## Exercise
The listing is to be reproduced in full, with no character altered.

## Records provided
----

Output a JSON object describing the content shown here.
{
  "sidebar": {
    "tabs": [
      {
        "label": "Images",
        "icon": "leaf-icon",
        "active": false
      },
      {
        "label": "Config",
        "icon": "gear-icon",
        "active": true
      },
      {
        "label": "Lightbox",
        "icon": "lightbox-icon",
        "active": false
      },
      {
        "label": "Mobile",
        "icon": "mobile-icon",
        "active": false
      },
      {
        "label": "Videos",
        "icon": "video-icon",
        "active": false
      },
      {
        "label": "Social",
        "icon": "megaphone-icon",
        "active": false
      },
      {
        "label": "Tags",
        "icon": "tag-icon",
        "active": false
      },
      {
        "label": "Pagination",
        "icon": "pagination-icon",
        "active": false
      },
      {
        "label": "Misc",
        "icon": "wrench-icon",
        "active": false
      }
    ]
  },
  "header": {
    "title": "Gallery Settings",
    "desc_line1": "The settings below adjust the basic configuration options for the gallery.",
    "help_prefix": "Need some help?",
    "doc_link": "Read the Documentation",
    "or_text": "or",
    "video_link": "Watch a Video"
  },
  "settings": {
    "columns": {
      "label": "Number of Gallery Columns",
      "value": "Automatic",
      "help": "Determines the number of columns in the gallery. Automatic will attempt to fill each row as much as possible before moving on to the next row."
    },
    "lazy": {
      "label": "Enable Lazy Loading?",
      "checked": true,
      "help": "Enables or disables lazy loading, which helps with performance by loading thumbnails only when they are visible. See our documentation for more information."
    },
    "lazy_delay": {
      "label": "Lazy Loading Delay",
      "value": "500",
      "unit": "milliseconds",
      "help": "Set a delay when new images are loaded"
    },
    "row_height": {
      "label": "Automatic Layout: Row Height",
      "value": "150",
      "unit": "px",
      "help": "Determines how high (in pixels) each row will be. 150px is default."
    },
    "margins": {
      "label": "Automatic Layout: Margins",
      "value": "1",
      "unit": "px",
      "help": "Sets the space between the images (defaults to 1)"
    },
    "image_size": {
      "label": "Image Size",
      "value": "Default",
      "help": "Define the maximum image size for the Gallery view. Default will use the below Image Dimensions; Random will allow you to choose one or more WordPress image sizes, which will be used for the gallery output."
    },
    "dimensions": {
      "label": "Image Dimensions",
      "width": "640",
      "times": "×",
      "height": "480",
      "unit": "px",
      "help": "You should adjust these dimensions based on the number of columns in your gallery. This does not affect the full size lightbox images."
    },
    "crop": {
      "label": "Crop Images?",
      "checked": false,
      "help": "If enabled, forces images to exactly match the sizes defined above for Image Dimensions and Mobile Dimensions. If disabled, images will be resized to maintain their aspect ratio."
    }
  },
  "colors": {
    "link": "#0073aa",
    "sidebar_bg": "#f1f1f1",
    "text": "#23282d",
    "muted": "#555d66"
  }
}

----

## Output of the exercise
Output a JSON object describing the content shown here.
{
  "sidebar": {
    "tabs": [
      {
        "label": "Images",
        "icon": "leaf-icon",
        "active": false
      },
      {
        "label": "Config",
        "icon": "gear-icon",
        "active": true
      },
      {
        "label": "Lightbox",
        "icon": "lightbox-icon",
        "active": false
      },
      {
        "label": "Mobile",
        "icon": "mobile-icon",
        "active": false
      },
      {
        "label": "Videos",
        "icon": "video-icon",
        "active": false
      },
      {
        "label": "Social",
        "icon": "megaphone-icon",
        "active": false
      },
      {
        "label": "Tags",
        "icon": "tag-icon",
        "active": false
      },
      {
        "label": "Pagination",
        "icon": "pagination-icon",
        "active": false
      },
      {
        "label": "Misc",
        "icon": "wrench-icon",
        "active": false
      }
    ]
  },
  "header": {
    "title": "Gallery Settings",
    "desc_line1": "The settings below adjust the basic configuration options for the gallery.",
    "help_prefix": "Need some help?",
    "doc_link": "Read the Documentation",
    "or_text": "or",
    "video_link": "Watch a Video"
  },
  "settings": {
    "columns": {
      "label": "Number of Gallery Columns",
      "value": "Automatic",
      "help": "Determines the number of columns in the gallery. Automatic will attempt to fill each row as much as possible before moving on to the next row."
    },
    "lazy": {
      "label": "Enable Lazy Loading?",
      "checked": true,
      "help": "Enables or disables lazy loading, which helps with performance by loading thumbnails only when they are visible. See our documentation for more information."
    },
    "lazy_delay": {
      "label": "Lazy Loading Delay",
      "value": "500",
      "unit": "milliseconds",
      "help": "Set a delay when new images are loaded"
    },
    "row_height": {
      "label": "Automatic Layout: Row Height",
      "value": "150",
      "unit": "px",
      "help": "Determines how high (in pixels) each row will be. 150px is default."
    },
    "margins": {
      "label": "Automatic Layout: Margins",
      "value": "1",
      "unit": "px",
      "help": "Sets the space between the images (defaults to 1)"
    },
    "image_size": {
      "label": "Image Size",
      "value": "Default",
      "help": "Define the maximum image size for the Gallery view. Default will use the below Image Dimensions; Random will allow you to choose one or more WordPress image sizes, which will be used for the gallery output."
    },
    "dimensions": {
      "label": "Image Dimensions",
      "width": "640",
      "times": "×",
      "height": "480",
      "unit": "px",
      "help": "You should adjust these dimensions based on the number of columns in your gallery. This does not affect the full size lightbox images."
    },
    "crop": {
      "label": "Crop Images?",
      "checked": false,
      "help": "If enabled, forces images to exactly match the sizes defined above for Image Dimensions and Mobile Dimensions. If disabled, images will be resized to maintain their aspect ratio."
    }
  },
  "colors": {
    "link": "#0073aa",
    "sidebar_bg": "#f1f1f1",
    "text": "#23282d",
    "muted": "#555d66"
  }
}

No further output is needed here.